**What you are asked to do:** Extract, from the records beneath this instruction, each line that contains the word "natives".

[Data about app and page elements]

——

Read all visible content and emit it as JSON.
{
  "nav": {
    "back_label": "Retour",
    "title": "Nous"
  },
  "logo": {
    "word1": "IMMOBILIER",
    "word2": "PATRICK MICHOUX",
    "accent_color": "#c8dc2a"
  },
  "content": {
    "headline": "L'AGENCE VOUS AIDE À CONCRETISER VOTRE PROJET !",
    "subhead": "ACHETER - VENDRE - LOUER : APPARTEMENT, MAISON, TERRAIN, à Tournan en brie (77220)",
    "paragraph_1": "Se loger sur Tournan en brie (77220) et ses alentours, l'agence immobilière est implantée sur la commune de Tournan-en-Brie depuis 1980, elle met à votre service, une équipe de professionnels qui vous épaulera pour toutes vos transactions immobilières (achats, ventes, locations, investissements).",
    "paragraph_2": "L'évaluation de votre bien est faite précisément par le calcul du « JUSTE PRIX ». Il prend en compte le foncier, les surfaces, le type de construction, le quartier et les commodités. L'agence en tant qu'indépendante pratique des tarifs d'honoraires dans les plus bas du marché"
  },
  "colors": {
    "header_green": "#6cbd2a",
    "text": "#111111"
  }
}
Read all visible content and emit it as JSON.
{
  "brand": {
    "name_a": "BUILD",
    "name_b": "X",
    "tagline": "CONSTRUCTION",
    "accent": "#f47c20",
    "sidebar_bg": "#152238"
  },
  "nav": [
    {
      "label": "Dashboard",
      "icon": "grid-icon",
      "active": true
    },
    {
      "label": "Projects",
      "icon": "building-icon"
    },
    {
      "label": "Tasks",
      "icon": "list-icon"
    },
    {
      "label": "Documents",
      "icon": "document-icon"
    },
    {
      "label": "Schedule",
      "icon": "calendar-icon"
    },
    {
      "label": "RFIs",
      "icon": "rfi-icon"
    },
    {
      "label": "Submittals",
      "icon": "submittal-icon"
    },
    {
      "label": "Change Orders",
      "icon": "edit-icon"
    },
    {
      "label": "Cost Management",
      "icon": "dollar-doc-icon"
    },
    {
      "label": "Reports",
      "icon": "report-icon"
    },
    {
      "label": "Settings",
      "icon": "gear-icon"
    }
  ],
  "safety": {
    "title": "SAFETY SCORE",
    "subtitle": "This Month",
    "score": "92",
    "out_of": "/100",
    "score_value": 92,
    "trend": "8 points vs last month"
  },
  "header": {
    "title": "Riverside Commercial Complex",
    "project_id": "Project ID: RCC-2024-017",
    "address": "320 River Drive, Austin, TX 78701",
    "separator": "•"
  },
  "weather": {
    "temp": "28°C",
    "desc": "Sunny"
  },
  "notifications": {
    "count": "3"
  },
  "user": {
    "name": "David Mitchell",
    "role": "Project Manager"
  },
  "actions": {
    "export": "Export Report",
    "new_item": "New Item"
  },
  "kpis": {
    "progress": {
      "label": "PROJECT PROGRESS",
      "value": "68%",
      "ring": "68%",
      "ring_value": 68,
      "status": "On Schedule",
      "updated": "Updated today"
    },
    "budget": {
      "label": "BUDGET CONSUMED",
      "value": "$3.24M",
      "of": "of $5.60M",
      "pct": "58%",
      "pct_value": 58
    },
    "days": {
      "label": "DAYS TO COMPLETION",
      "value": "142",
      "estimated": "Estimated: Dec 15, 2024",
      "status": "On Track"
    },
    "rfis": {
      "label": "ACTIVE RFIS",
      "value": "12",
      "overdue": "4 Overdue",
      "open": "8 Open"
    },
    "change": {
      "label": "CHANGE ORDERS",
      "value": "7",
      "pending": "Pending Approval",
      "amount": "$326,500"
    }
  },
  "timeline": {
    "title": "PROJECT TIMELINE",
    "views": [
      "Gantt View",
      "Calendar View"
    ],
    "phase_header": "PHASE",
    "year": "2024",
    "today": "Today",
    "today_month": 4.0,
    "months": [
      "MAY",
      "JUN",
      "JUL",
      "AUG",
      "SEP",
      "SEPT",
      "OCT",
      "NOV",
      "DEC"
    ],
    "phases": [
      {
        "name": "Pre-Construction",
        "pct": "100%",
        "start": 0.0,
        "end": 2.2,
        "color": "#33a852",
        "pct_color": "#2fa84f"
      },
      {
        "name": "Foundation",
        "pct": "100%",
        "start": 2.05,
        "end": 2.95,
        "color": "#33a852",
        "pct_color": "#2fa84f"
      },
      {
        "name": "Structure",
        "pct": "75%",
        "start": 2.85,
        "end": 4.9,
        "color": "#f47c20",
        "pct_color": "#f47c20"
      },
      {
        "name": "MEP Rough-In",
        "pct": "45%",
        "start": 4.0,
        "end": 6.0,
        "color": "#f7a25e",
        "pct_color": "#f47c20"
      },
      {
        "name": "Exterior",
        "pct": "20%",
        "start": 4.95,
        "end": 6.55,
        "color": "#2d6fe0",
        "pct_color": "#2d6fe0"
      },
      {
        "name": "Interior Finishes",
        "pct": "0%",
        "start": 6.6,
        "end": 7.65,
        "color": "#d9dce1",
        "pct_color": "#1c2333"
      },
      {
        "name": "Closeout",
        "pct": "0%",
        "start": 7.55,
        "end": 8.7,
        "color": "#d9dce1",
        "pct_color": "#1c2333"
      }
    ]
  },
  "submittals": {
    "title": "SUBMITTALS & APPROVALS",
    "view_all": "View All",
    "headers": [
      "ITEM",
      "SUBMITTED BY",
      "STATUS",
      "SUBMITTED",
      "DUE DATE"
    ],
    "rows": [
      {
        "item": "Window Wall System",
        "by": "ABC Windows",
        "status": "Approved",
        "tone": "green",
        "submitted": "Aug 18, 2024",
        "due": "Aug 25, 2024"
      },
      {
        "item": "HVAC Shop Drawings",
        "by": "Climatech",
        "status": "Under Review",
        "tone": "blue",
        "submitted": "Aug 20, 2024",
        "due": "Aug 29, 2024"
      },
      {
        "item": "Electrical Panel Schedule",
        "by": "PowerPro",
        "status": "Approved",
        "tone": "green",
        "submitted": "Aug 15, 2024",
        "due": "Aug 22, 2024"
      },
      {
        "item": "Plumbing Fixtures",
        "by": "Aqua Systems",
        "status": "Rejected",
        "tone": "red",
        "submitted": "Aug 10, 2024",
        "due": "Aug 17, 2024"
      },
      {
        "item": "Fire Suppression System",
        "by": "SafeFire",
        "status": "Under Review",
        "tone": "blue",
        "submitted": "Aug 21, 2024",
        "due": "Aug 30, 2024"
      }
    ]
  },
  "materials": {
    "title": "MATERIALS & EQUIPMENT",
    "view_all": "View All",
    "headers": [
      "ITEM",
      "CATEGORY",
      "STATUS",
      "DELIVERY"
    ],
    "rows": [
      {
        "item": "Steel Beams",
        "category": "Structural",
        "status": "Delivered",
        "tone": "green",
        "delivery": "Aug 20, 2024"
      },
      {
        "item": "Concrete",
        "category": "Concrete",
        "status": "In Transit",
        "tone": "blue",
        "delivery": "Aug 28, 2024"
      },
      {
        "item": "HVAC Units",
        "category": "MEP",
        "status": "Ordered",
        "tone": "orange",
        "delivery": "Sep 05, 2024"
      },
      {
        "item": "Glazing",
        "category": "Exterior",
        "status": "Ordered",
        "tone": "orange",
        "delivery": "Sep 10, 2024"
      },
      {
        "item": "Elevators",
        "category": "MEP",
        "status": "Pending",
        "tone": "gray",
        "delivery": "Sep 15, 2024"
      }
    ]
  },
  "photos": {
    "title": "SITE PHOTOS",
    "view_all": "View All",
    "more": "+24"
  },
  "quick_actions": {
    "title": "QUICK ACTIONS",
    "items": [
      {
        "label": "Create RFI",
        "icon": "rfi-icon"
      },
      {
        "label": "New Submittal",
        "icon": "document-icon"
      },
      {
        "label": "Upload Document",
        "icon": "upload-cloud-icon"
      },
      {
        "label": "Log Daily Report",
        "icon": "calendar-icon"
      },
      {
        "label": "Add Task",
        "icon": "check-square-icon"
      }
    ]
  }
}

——

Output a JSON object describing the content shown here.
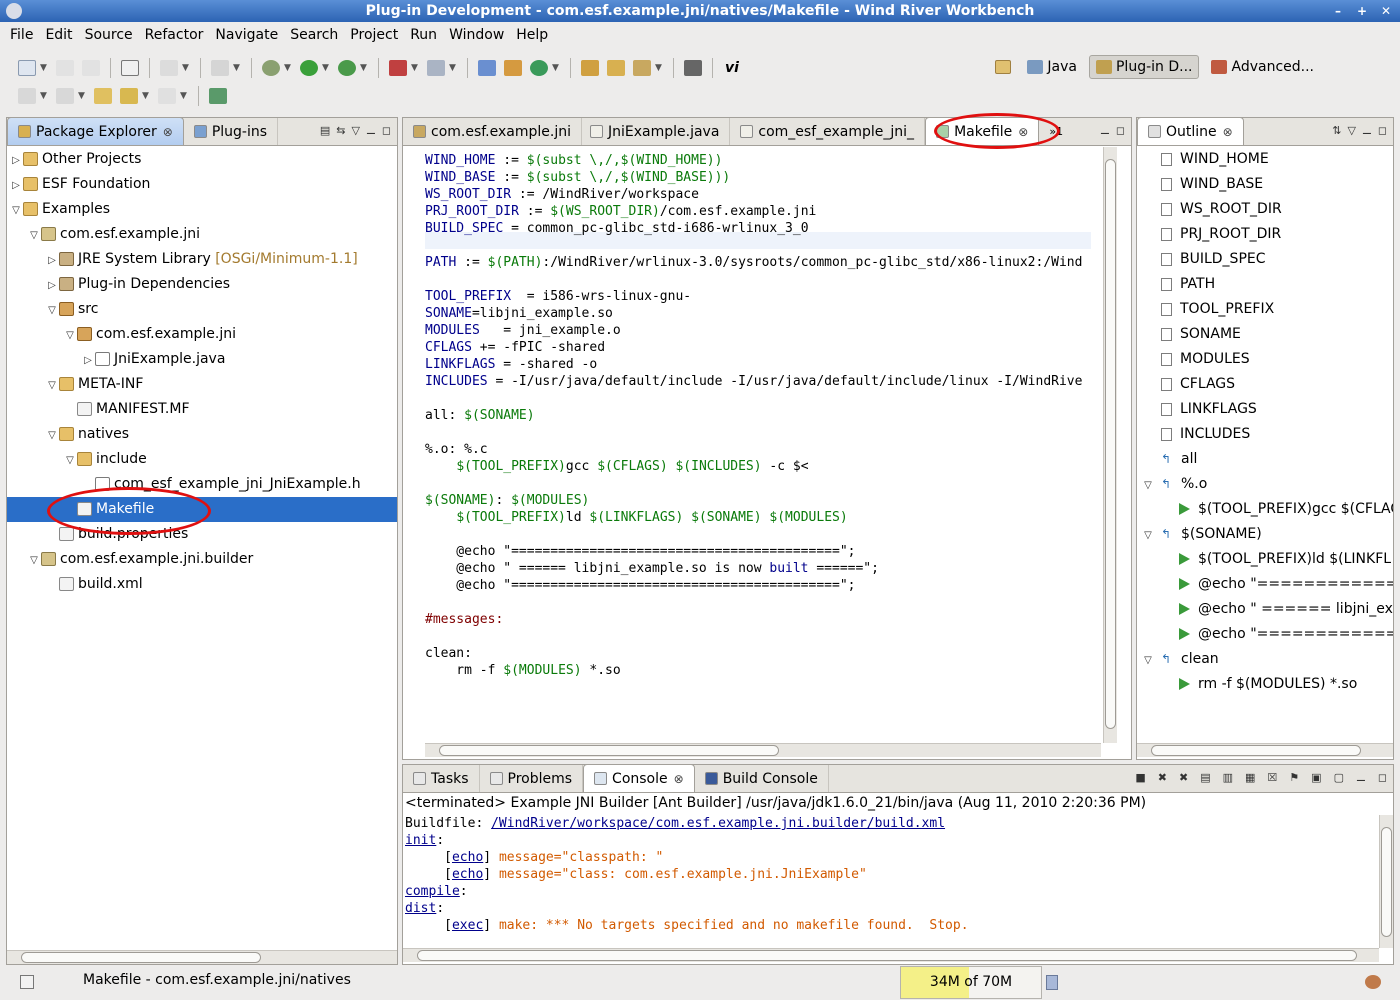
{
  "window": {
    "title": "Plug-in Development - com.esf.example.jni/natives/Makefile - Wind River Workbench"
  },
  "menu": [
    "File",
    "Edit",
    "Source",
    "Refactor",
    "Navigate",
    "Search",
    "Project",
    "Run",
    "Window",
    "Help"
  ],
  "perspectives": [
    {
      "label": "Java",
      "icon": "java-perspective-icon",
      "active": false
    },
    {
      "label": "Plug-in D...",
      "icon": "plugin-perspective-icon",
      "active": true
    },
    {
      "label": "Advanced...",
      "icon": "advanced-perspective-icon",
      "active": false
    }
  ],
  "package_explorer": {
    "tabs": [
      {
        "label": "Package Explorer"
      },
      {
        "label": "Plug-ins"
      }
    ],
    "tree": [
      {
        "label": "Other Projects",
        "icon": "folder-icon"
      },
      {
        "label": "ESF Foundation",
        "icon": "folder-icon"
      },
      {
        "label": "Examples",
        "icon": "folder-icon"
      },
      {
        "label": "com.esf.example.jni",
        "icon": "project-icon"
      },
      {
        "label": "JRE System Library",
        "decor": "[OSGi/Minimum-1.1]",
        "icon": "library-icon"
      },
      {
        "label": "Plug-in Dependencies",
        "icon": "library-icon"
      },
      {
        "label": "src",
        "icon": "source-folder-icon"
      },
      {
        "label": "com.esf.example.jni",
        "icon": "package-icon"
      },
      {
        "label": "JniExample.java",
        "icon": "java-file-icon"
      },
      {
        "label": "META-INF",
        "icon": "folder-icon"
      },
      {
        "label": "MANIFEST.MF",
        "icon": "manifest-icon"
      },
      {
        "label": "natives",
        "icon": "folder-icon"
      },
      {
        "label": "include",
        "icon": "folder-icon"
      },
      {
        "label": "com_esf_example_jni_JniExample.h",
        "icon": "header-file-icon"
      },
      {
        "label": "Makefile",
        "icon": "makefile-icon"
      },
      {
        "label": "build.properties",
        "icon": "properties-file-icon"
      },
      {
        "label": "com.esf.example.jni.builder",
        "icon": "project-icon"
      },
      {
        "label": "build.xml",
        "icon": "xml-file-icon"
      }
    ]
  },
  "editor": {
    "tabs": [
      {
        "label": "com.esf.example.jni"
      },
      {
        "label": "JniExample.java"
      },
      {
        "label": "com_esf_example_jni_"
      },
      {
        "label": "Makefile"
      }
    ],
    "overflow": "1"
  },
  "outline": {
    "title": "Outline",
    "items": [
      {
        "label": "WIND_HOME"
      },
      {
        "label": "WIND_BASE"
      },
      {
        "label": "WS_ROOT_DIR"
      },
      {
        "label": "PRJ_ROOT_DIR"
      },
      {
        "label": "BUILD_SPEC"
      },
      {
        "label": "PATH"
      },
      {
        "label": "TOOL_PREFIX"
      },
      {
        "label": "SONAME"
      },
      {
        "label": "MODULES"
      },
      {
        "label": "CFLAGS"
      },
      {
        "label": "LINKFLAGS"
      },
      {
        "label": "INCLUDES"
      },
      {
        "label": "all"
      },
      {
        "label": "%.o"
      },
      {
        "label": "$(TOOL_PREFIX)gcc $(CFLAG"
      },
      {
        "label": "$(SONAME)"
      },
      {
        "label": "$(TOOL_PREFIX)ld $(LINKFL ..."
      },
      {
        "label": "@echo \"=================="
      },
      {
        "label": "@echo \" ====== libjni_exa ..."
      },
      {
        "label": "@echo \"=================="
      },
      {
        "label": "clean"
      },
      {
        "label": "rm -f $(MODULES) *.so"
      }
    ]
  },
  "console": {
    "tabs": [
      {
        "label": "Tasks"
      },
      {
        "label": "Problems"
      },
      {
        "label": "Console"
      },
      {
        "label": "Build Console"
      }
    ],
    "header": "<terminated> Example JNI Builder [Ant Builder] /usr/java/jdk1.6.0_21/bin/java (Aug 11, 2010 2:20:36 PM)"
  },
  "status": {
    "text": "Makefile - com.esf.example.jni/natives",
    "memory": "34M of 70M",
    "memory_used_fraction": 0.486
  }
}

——

**Response to the exercise:**
    "title": "Plug-in Development - com.esf.example.jni/natives/Makefile - Wind River Workbench"
        "label": "natives",
    "text": "Makefile - com.esf.example.jni/natives",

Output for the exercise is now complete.